The Embodied Carbon in Construction Calculator (EC3) Tool Takes on Carbon Emissions

The Embodied Carbon in Construction Calculator (EC3) Tool Takes on Carbon Emissions
partners in EC3 tool
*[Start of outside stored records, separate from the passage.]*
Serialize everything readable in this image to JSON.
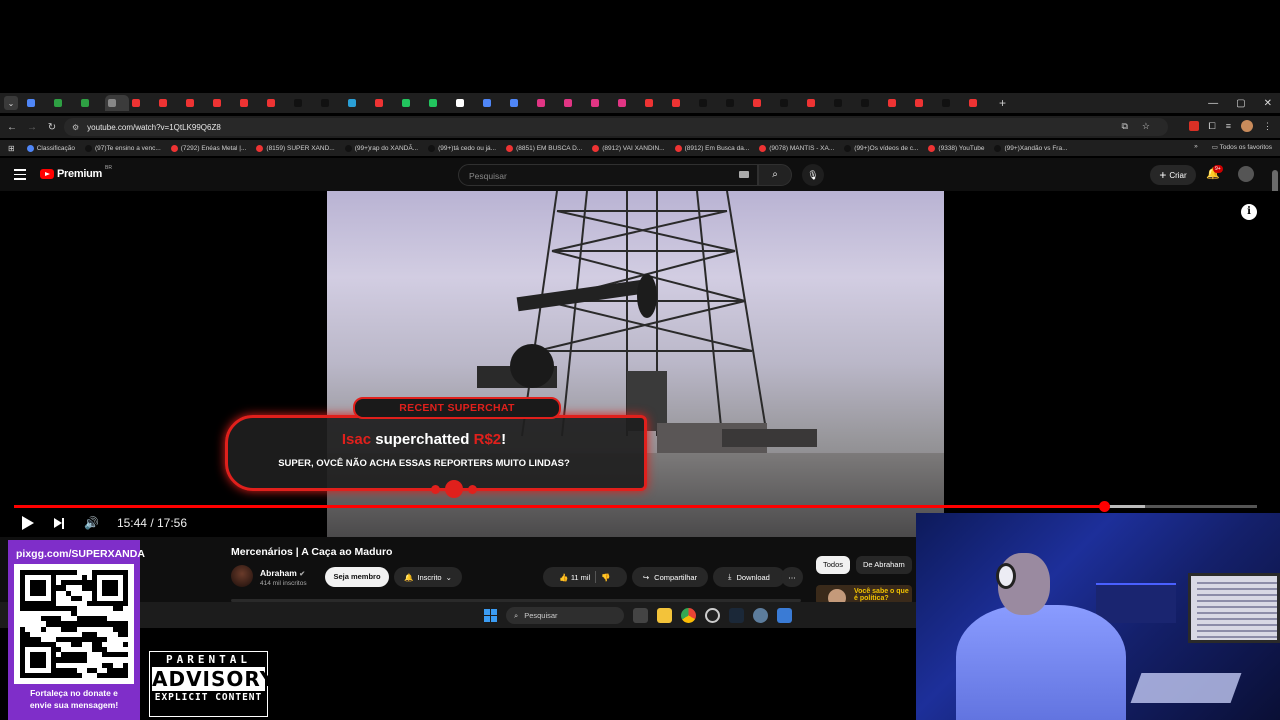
{
  "browser": {
    "tab_list_icon": "chevron-down-icon",
    "tab_favicons": [
      "#4f86f7",
      "#2ea043",
      "#2ea043",
      "#888",
      "#e33",
      "#e33",
      "#e33",
      "#e33",
      "#e33",
      "#e33",
      "#111",
      "#111",
      "#2a9fd6",
      "#e33",
      "#22c55e",
      "#22c55e",
      "#ffffff",
      "#4f86f7",
      "#4f86f7",
      "#e13584",
      "#e13584",
      "#e13584",
      "#e13584",
      "#e33",
      "#e33",
      "#111",
      "#111",
      "#e33",
      "#111",
      "#e33",
      "#111",
      "#111",
      "#e33",
      "#e33",
      "#111",
      "#e33"
    ],
    "window_controls": [
      "—",
      "▢",
      "✕"
    ],
    "url": "youtube.com/watch?v=1QtLK99Q6Z8",
    "bookmarks": [
      {
        "label": "Classificação",
        "color": "#4f86f7"
      },
      {
        "label": "(97)Te ensino a venc...",
        "color": "#111"
      },
      {
        "label": "(7292) Enéas Metal |...",
        "color": "#e33"
      },
      {
        "label": "(8159) SUPER XAND...",
        "color": "#e33"
      },
      {
        "label": "(99+)rap do XANDÃ...",
        "color": "#111"
      },
      {
        "label": "(99+)tá cedo ou já...",
        "color": "#111"
      },
      {
        "label": "(8851) EM BUSCA D...",
        "color": "#e33"
      },
      {
        "label": "(8912) VAI XANDIN...",
        "color": "#e33"
      },
      {
        "label": "(8912) Em Busca da...",
        "color": "#e33"
      },
      {
        "label": "(9078) MANTIS - XA...",
        "color": "#e33"
      },
      {
        "label": "(99+)Os vídeos de c...",
        "color": "#111"
      },
      {
        "label": "(9338) YouTube",
        "color": "#e33"
      },
      {
        "label": "(99+)Xandão vs Fra...",
        "color": "#111"
      }
    ],
    "all_bookmarks_label": "Todos os favoritos"
  },
  "youtube": {
    "logo_text": "Premium",
    "country_code": "BR",
    "search_placeholder": "Pesquisar",
    "create_label": "Criar",
    "notifications_badge": "9+",
    "player": {
      "current_time": "15:44",
      "duration": "17:56",
      "time_display": "15:44 / 17:56",
      "progress_fraction": 0.877,
      "buffer_fraction": 0.91
    },
    "superchat": {
      "tag": "RECENT SUPERCHAT",
      "name": "Isac",
      "verb": "superchatted",
      "amount": "R$2",
      "exclaim": "!",
      "message": "SUPER, OVCÊ NÃO ACHA ESSAS REPORTERS MUITO LINDAS?"
    },
    "video_title": "Mercenários | A Caça ao Maduro",
    "channel": {
      "name": "Abraham",
      "verified_icon": "verified-check-icon",
      "subscribers": "414 mil inscritos"
    },
    "member_button": "Seja membro",
    "subscribed_button": "Inscrito",
    "likes": "11 mil",
    "share_label": "Compartilhar",
    "download_label": "Download",
    "chips": [
      "Todos",
      "De Abraham"
    ],
    "side_thumb_text": "Você sabe o que é política?"
  },
  "taskbar": {
    "search_placeholder": "Pesquisar"
  },
  "overlay": {
    "pix_url": "pixgg.com/SUPERXANDA",
    "pix_caption_line1": "Fortaleça no donate e",
    "pix_caption_line2": "envie sua mensagem!",
    "advisory_top": "PARENTAL",
    "advisory_mid": "ADVISORY",
    "advisory_bot": "EXPLICIT CONTENT"
  },
  "colors": {
    "youtube_red": "#ff0000",
    "superchat_red": "#e0201c",
    "pix_purple": "#7f2ec9"
  }
}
The impact of a building’s construction and operations on carbon emissions has been well established by the AEC community. “Buildings, in fact, contribute 40 percent of the CO2 emissions worldwide,” according to the Carbon Leadership Forum. The AEC industry is moving on an imperative to address embodied carbon (EC), the carbon emissions associated with the manufacture of building materials and processes over the life of the building. Architecture 2030 reports that “between now and 2060 the world’s population will double the amount of building floor-space, equivalent to building an entire New York City every month for 40 years.”
 
As the AEC industry grapples with the reduction and elimination of embodied carbon in the building process, the inability to measure EC has limited progress. On November 19, 2019, the public beta version of the Embodied Carbon in Construction Calculator (EC3) tool was launched at Greenbuild 2019, providing building partners, owners, and policy makers a platform to compare and reduce the carbon footprint of construction materials. As a result, this a free, open-access tool allows benchmarking, assessments and an ability to make reduction in embodied carbon.
 
The tool was incubated by the Carbon Leadership Forum and developed in partnership with nearly 50 building industry leaders, including lead sponsor and grant manager, the Charles Pankow Foundation.
 
“PCS Structural Solutions is thrilled to begin implementing the EC3 tool on multiple project,” says Chris Jeseritz, project engineer and Sustainability Task Force leader at PCS Structural Solutions, “A core team of our engineers is training to become proficient with the EC3 tool and will teach its use throughout our organization. The tool will help inform our us of our designs’ carbon impact on the environment, and the data will be shared and used for the SE2050 challenge to develop the AEC industry’s education and movement toward carbon neutrality.” To learn more about the EC3 tool, visit http://carbonleadershipforum.org/projects/ec3/. To learn more about the Carbon Leadership Forum, please visit www.carbonleadershipforum.org.
 
In addition, PCS’s Sustainability Task Force is investigating opportunities to promote sustainable practices within PCS Structural Solutions. For more information on our Sustainability Task Force, SE2050, and the EC3 tool, please contact Chris Jeseritz, P.E., SEAW Sustainability Sub-Committee, SEI Sustainability Committee at cjeseritz@pcs-structural.com